Task directions
Only lines holding the word "Cash" should be copied from the material.

The records
....
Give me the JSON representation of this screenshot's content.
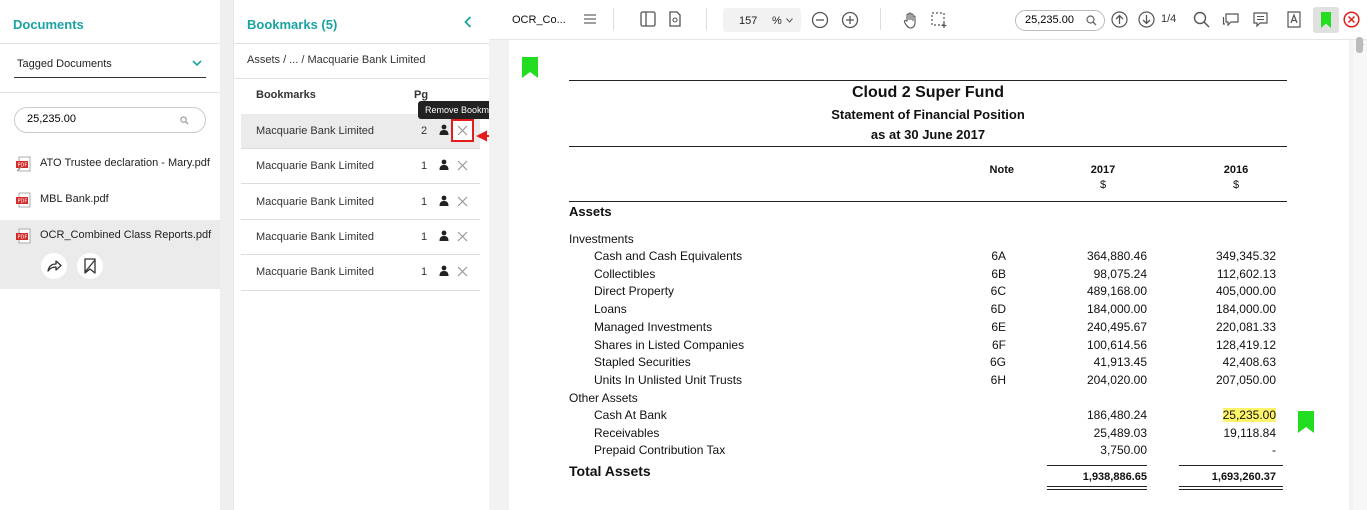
{
  "documents": {
    "title": "Documents",
    "filter_label": "Tagged Documents",
    "search_value": "25,235.00",
    "files": [
      {
        "name": "ATO Trustee declaration - Mary.pdf"
      },
      {
        "name": "MBL Bank.pdf"
      },
      {
        "name": "OCR_Combined Class Reports.pdf"
      }
    ]
  },
  "bookmarks": {
    "title": "Bookmarks (5)",
    "breadcrumb": "Assets / ... / Macquarie Bank Limited",
    "col_bookmarks": "Bookmarks",
    "col_pg": "Pg",
    "tooltip": "Remove Bookmark",
    "rows": [
      {
        "name": "Macquarie Bank Limited",
        "pg": "2"
      },
      {
        "name": "Macquarie Bank Limited",
        "pg": "1"
      },
      {
        "name": "Macquarie Bank Limited",
        "pg": "1"
      },
      {
        "name": "Macquarie Bank Limited",
        "pg": "1"
      },
      {
        "name": "Macquarie Bank Limited",
        "pg": "1"
      }
    ]
  },
  "toolbar": {
    "doc_tab": "OCR_Co...",
    "zoom": "157",
    "zoom_unit": "%",
    "search_value": "25,235.00",
    "page_indicator": "1/4"
  },
  "colors": {
    "accent": "#1aa3a3",
    "bookmark": "#22dd22",
    "highlight": "#fff56b",
    "danger": "#e21d1d"
  },
  "pdf": {
    "title": "Cloud 2 Super Fund",
    "subtitle": "Statement of Financial Position",
    "date": "as at 30 June 2017",
    "col_note": "Note",
    "col_2017": "2017",
    "col_2016": "2016",
    "currency": "$",
    "section": "Assets",
    "group1": "Investments",
    "group2": "Other Assets",
    "investments": [
      {
        "label": "Cash and Cash Equivalents",
        "note": "6A",
        "y2017": "364,880.46",
        "y2016": "349,345.32"
      },
      {
        "label": "Collectibles",
        "note": "6B",
        "y2017": "98,075.24",
        "y2016": "112,602.13"
      },
      {
        "label": "Direct Property",
        "note": "6C",
        "y2017": "489,168.00",
        "y2016": "405,000.00"
      },
      {
        "label": "Loans",
        "note": "6D",
        "y2017": "184,000.00",
        "y2016": "184,000.00"
      },
      {
        "label": "Managed Investments",
        "note": "6E",
        "y2017": "240,495.67",
        "y2016": "220,081.33"
      },
      {
        "label": "Shares in Listed Companies",
        "note": "6F",
        "y2017": "100,614.56",
        "y2016": "128,419.12"
      },
      {
        "label": "Stapled Securities",
        "note": "6G",
        "y2017": "41,913.45",
        "y2016": "42,408.63"
      },
      {
        "label": "Units In Unlisted Unit Trusts",
        "note": "6H",
        "y2017": "204,020.00",
        "y2016": "207,050.00"
      }
    ],
    "other": [
      {
        "label": "Cash At Bank",
        "note": "",
        "y2017": "186,480.24",
        "y2016": "25,235.00"
      },
      {
        "label": "Receivables",
        "note": "",
        "y2017": "25,489.03",
        "y2016": "19,118.84"
      },
      {
        "label": "Prepaid Contribution Tax",
        "note": "",
        "y2017": "3,750.00",
        "y2016": "-"
      }
    ],
    "total_label": "Total Assets",
    "total_2017": "1,938,886.65",
    "total_2016": "1,693,260.37"
  }
}
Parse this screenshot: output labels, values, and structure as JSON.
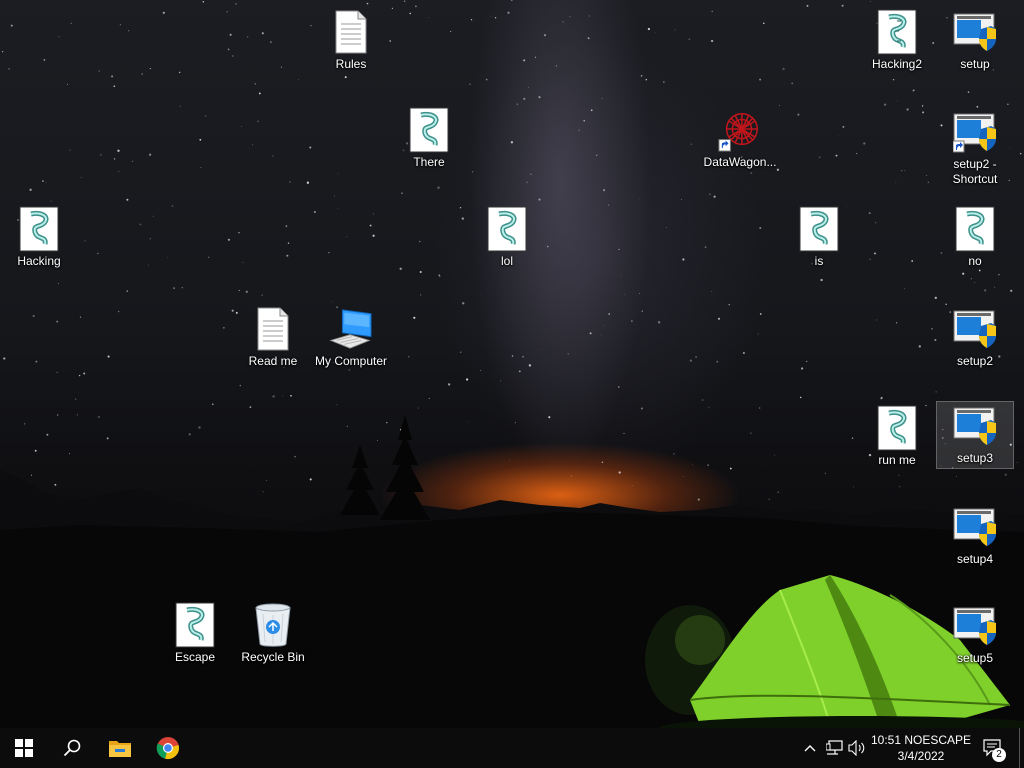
{
  "desktop": {
    "icons": {
      "rules": {
        "label": "Rules",
        "icon": "text-document-icon"
      },
      "hacking2": {
        "label": "Hacking2",
        "icon": "script-icon"
      },
      "setup": {
        "label": "setup",
        "icon": "installer-shield-icon"
      },
      "there": {
        "label": "There",
        "icon": "script-icon"
      },
      "datawagon": {
        "label": "DataWagon...",
        "icon": "red-web-shortcut-icon"
      },
      "setup2_shortcut": {
        "label": "setup2 -\nShortcut",
        "icon": "installer-shield-icon"
      },
      "hacking": {
        "label": "Hacking",
        "icon": "script-icon"
      },
      "lol": {
        "label": "lol",
        "icon": "script-icon"
      },
      "is": {
        "label": "is",
        "icon": "script-icon"
      },
      "no": {
        "label": "no",
        "icon": "script-icon"
      },
      "read_me": {
        "label": "Read me",
        "icon": "text-document-icon"
      },
      "my_computer": {
        "label": "My Computer",
        "icon": "computer-icon"
      },
      "setup2": {
        "label": "setup2",
        "icon": "installer-shield-icon"
      },
      "run_me": {
        "label": "run me",
        "icon": "script-icon"
      },
      "setup3": {
        "label": "setup3",
        "icon": "installer-shield-icon"
      },
      "setup4": {
        "label": "setup4",
        "icon": "installer-shield-icon"
      },
      "escape": {
        "label": "Escape",
        "icon": "script-icon"
      },
      "recycle_bin": {
        "label": "Recycle Bin",
        "icon": "recycle-bin-icon"
      },
      "setup5": {
        "label": "setup5",
        "icon": "installer-shield-icon"
      }
    },
    "selected_icon": "setup3"
  },
  "taskbar": {
    "pinned": [
      "windows-start-icon",
      "search-icon",
      "file-explorer-icon",
      "chrome-icon"
    ],
    "tray_icons": [
      "chevron-up-icon",
      "network-icon",
      "volume-icon"
    ],
    "clock": {
      "time": "10:51 NOESCAPE",
      "date": "3/4/2022"
    },
    "notification_count": "2"
  },
  "colors": {
    "taskbar_bg": "#0c0c0d",
    "tent_green": "#7fd02a",
    "horizon_orange": "#ff6e14"
  }
}
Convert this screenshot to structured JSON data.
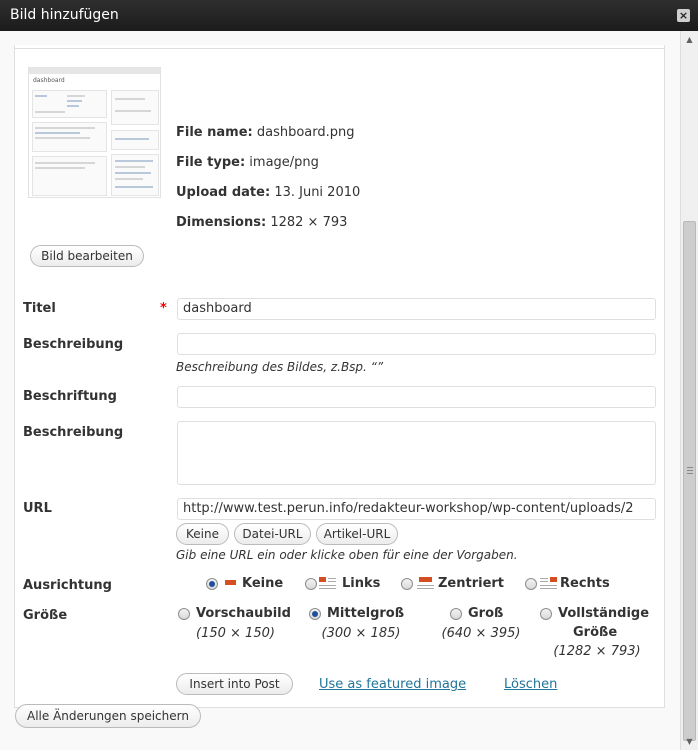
{
  "window": {
    "title": "Bild hinzufügen",
    "close_glyph": "×"
  },
  "scrollbar": {
    "up_glyph": "▲",
    "down_glyph": "▼"
  },
  "thumbnail": {
    "caption": "dashboard"
  },
  "file_info": {
    "name_label": "File name:",
    "name_value": "dashboard.png",
    "type_label": "File type:",
    "type_value": "image/png",
    "date_label": "Upload date:",
    "date_value": "13. Juni 2010",
    "dim_label": "Dimensions:",
    "dim_value": "1282 × 793"
  },
  "edit_image_label": "Bild bearbeiten",
  "fields": {
    "title_label": "Titel",
    "required_mark": "*",
    "title_value": "dashboard",
    "alt_label": "Beschreibung",
    "alt_hint": "Beschreibung des Bildes, z.Bsp. “”",
    "caption_label": "Beschriftung",
    "description_label": "Beschreibung",
    "url_label": "URL",
    "url_value": "http://www.test.perun.info/redakteur-workshop/wp-content/uploads/2",
    "url_hint": "Gib eine URL ein oder klicke oben für eine der Vorgaben."
  },
  "url_buttons": {
    "none": "Keine",
    "file": "Datei-URL",
    "post": "Artikel-URL"
  },
  "alignment": {
    "label": "Ausrichtung",
    "selected": "none",
    "options": {
      "none": "Keine",
      "left": "Links",
      "center": "Zentriert",
      "right": "Rechts"
    }
  },
  "size": {
    "label": "Größe",
    "selected": "medium",
    "thumbnail": {
      "name": "Vorschaubild",
      "dim": "(150 × 150)"
    },
    "medium": {
      "name": "Mittelgroß",
      "dim": "(300 × 185)"
    },
    "large": {
      "name": "Groß",
      "dim": "(640 × 395)"
    },
    "full": {
      "name_line1": "Vollständige",
      "name_line2": "Größe",
      "dim": "(1282 × 793)"
    }
  },
  "actions": {
    "insert": "Insert into Post",
    "featured": "Use as featured image",
    "delete": "Löschen"
  },
  "save_all": "Alle Änderungen speichern",
  "colors": {
    "accent_link": "#21759b",
    "required": "#ee0000",
    "align_icon": "#d54e21"
  }
}
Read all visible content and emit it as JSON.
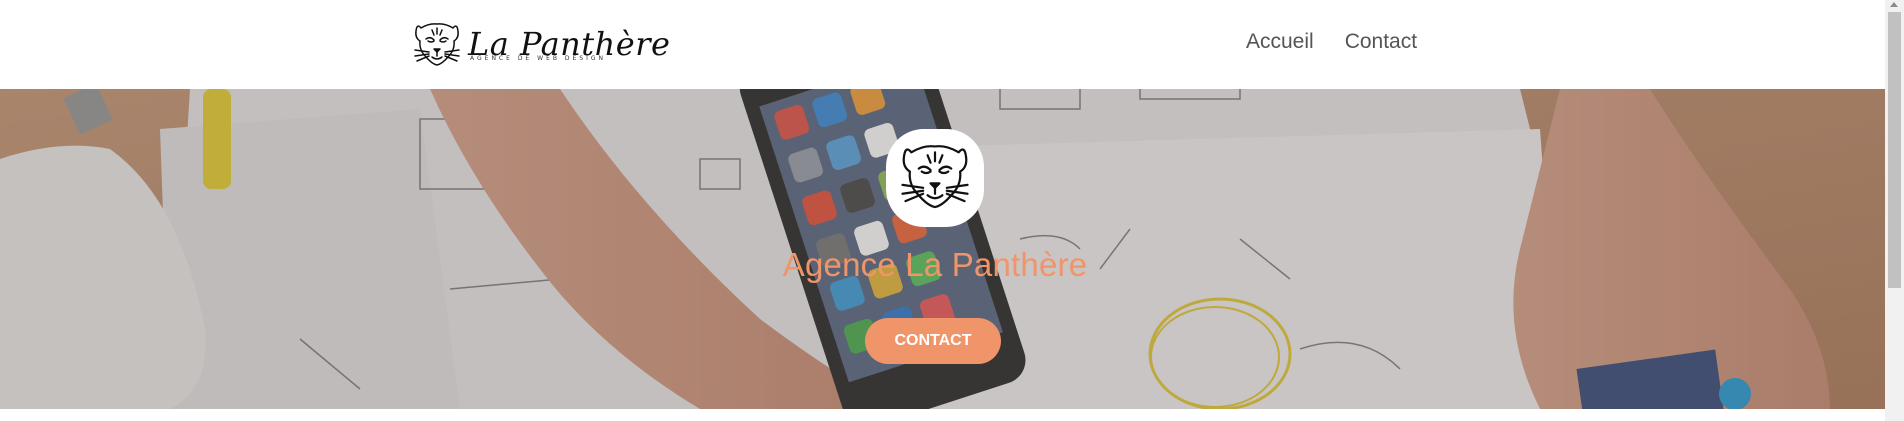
{
  "header": {
    "brand_name": "La Panthère",
    "brand_tagline": "AGENCE DE WEB DESIGN",
    "logo_icon": "panther-head-icon",
    "nav": [
      {
        "label": "Accueil"
      },
      {
        "label": "Contact"
      }
    ]
  },
  "hero": {
    "avatar_icon": "panther-head-icon",
    "title": "Agence La Panthère",
    "button_label": "CONTACT"
  },
  "colors": {
    "accent": "#f0956a",
    "nav_text": "#555555",
    "header_bg": "#ffffff"
  }
}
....
Response below
        "label": "Cash and Cash Equivalents",
        "label": "Cash At Bank",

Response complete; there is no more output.